28 Summary – Operating lines The rectifying section (upper column)The stripping section (lower column)OrNote minus sign in stripping line
29 Activity – Operating lines A mixture of Acetic Acid and Acetic Anydride containing 40 mol % Acetic Acid is to be separated by distillation. The top product is to be 90 mol % Acetic Acid and the bottom product 10 mol % Acetic Acid.The feed is heated to its boiling point. The vapour is condensed but not cooled and some is returned at a reflux ratio of 3 kmol/kmol product.Determine the operating lines for the rectifying and stripping sections and draw them on an equilibrium curve.To help you:Start with the rectifying line – it is easy – just use the reflux ratio.Stipping line is harder – we don’t know the boilup rate needed. So…Determine B and D from an overall mass balanceUse D and R to give L for rectifying section (Ln)Use L and D to give V for rectifying sectionL for stripping section (Lm) comes from F and LnV is the same for both sections as feed enters as liquidUse Lm and B and V to give stripping operating line
30 The intersection of the operating lines If the feed enters the column as a liquid at its boiling point then the operating lines intersect at xf. In this case:Lm = Ln + Fi.e. the liquid flow in the stripping section is the sum of all of the feed and the liquid flow from the top of the column. All of this liquid will be at the bubble point.The feed may not be liquid at its boiling point. It might be at a lower temperature or at a higher temperature. There are five possible feed conditions.What happens to the operating lines if the feed is colder, i.e less than the boiling point?Answer to question isIf the feed is colder then vapour flowing up the stripping section condenses and transfers heat to the cold feed. This brings the feed to the boiling point. The vapour flow is lower in the rectifying section.To maintain the same vapour flow in the rectifying section, we need a higher vapour flow in the stripping section. If this V increases, the stripping line tilts to the right as the slope will decrease.If the feed is superheated vapour, then the vapour flow up the stripping section can decrease to give the same vapour flow in the rectifying section. This means the stripping line moves to the left as the slope will increase.
31 Activity – Feed Condition The feed to the column can vary in form. It can be:Subcooled liquidBubble point liquidPartially vaporised feedDew point vapourSuperheated vapourThink, Pair, Share briefly (5 min) what this means for the liquid and vapour flowrates in the stripping and rectifying sections of the column.
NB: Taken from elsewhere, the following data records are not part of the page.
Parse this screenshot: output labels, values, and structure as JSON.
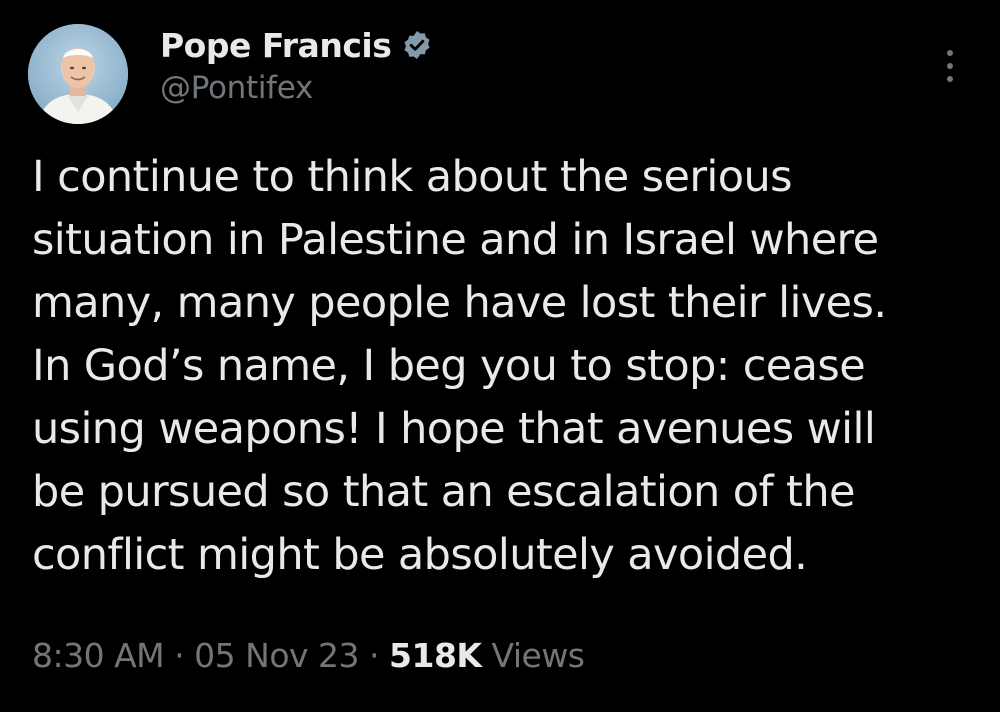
{
  "tweet": {
    "author": {
      "display_name": "Pope Francis",
      "handle": "@Pontifex",
      "verified": true,
      "avatar_icon": "profile-photo"
    },
    "more_icon": "more-options-icon",
    "text_lines": [
      "I continue to think about the serious",
      "situation in Palestine and in Israel where",
      "many, many people have lost their lives.",
      "In God’s name, I beg you to stop: cease",
      "using weapons! I hope that avenues will",
      "be pursued so that an escalation of the",
      "conflict might be absolutely avoided."
    ],
    "meta": {
      "time": "8:30 AM",
      "separator": "·",
      "date": "05 Nov 23",
      "views_count": "518K",
      "views_label": "Views"
    }
  },
  "colors": {
    "background": "#000000",
    "text_primary": "#e7e9ea",
    "text_secondary": "#71767b",
    "verified_badge": "#829aab"
  }
}
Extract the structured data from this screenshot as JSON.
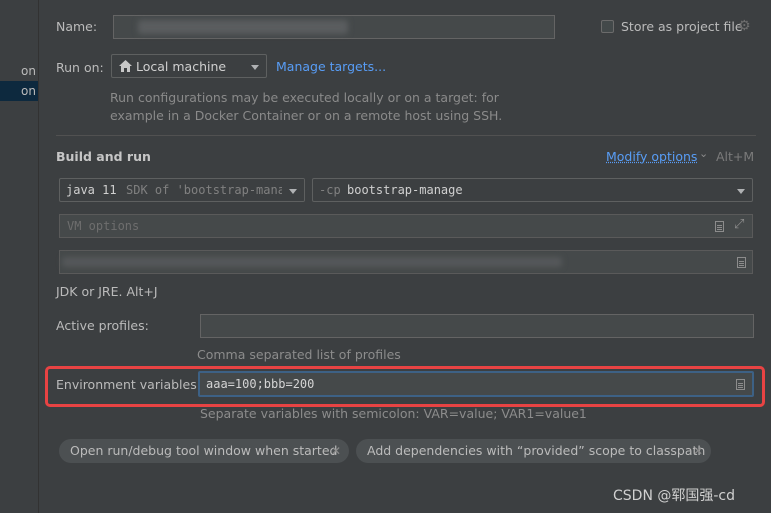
{
  "sidebar": {
    "items": [
      {
        "label": "on"
      },
      {
        "label": "on"
      }
    ]
  },
  "name_row": {
    "label": "Name:",
    "value": "",
    "store_label": "Store as project file",
    "store_checked": false
  },
  "run_on": {
    "label": "Run on:",
    "target_value": "Local machine",
    "manage_link": "Manage targets...",
    "description_line1": "Run configurations may be executed locally or on a target: for",
    "description_line2": "example in a Docker Container or on a remote host using SSH."
  },
  "build_and_run": {
    "title": "Build and run",
    "modify_options": "Modify options",
    "modify_shortcut": "Alt+M",
    "jdk_select": {
      "value": "java 11",
      "secondary": "SDK of 'bootstrap-manag"
    },
    "classpath_select": {
      "prefix": "-cp",
      "value": "bootstrap-manage"
    },
    "vm_options_placeholder": "VM options",
    "main_class_value": "",
    "jdk_hint": "JDK or JRE. Alt+J"
  },
  "active_profiles": {
    "label": "Active profiles:",
    "value": "",
    "hint": "Comma separated list of profiles"
  },
  "environment_variables": {
    "label": "Environment variables:",
    "value": "aaa=100;bbb=200",
    "hint": "Separate variables with semicolon: VAR=value; VAR1=value1"
  },
  "chips": [
    {
      "label": "Open run/debug tool window when started"
    },
    {
      "label": "Add dependencies with “provided” scope to classpath"
    }
  ],
  "watermark": "CSDN @郓国强-cd",
  "colors": {
    "highlight": "#e84343",
    "accent": "#589df6",
    "focus": "#3d6185"
  }
}
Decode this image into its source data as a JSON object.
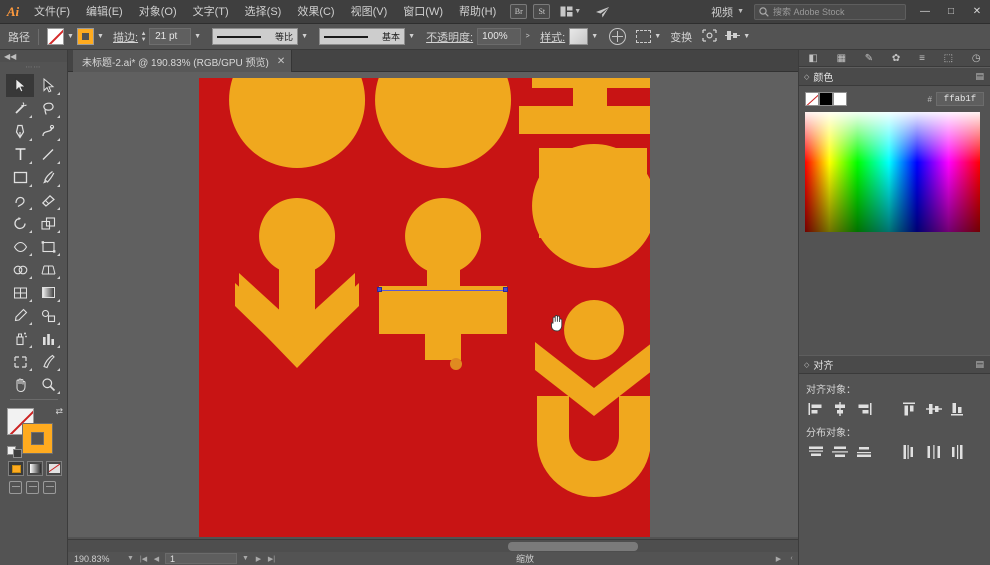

32 The q line This is used to show the feed condition on the x-y diagram. It is obtained by writing the two operating lines at their intersection, i.e. at plate n and plate m – the feed plateAn enthalpy balance on the feed plate is then carried out to give the following equation (see C&R Vol 2, 4th Ed. p449):Where Cp = specific heat capacityTo = boiling point of feedT = temperature of feed = latent heat of vaporisation
33 What is q?q = the enthalpy change needed to bring the feed to a dew point vapour divided by the enthalpy of vaporisation of the feedDefined as:If the feed is a mixture of liquid and vapour then q is the fraction that is liquidFor cold feedFor superheated vapourHeat to vaporise 1 mol of FeedMolar latent heat of vaporisation of the Feedq =CpL heat capacity of liquidTb bubble pointTF Feed temp Latent heat of vapor’nCpV heat capacity of vapourTd dew pointTF Feed temp
34 The q line equationUsing the above definition of q and a material balance over the whole column we get the q line:The two points used to draw the q line are:yf = xfThe intersection point of the other two operating lines
35 The q line and feed condition The feed condition can now be described by the q line:Subcooled liquid q > 1 q line /Bubble point liquid q = 1 q line |Partially vaporised feed 0 < q < 1 q line \Dew point vapour q = 0 q line ---Superheated vapour q < 0 q line /
36 The q line and feed condition The slope of the q line depends on the feed condition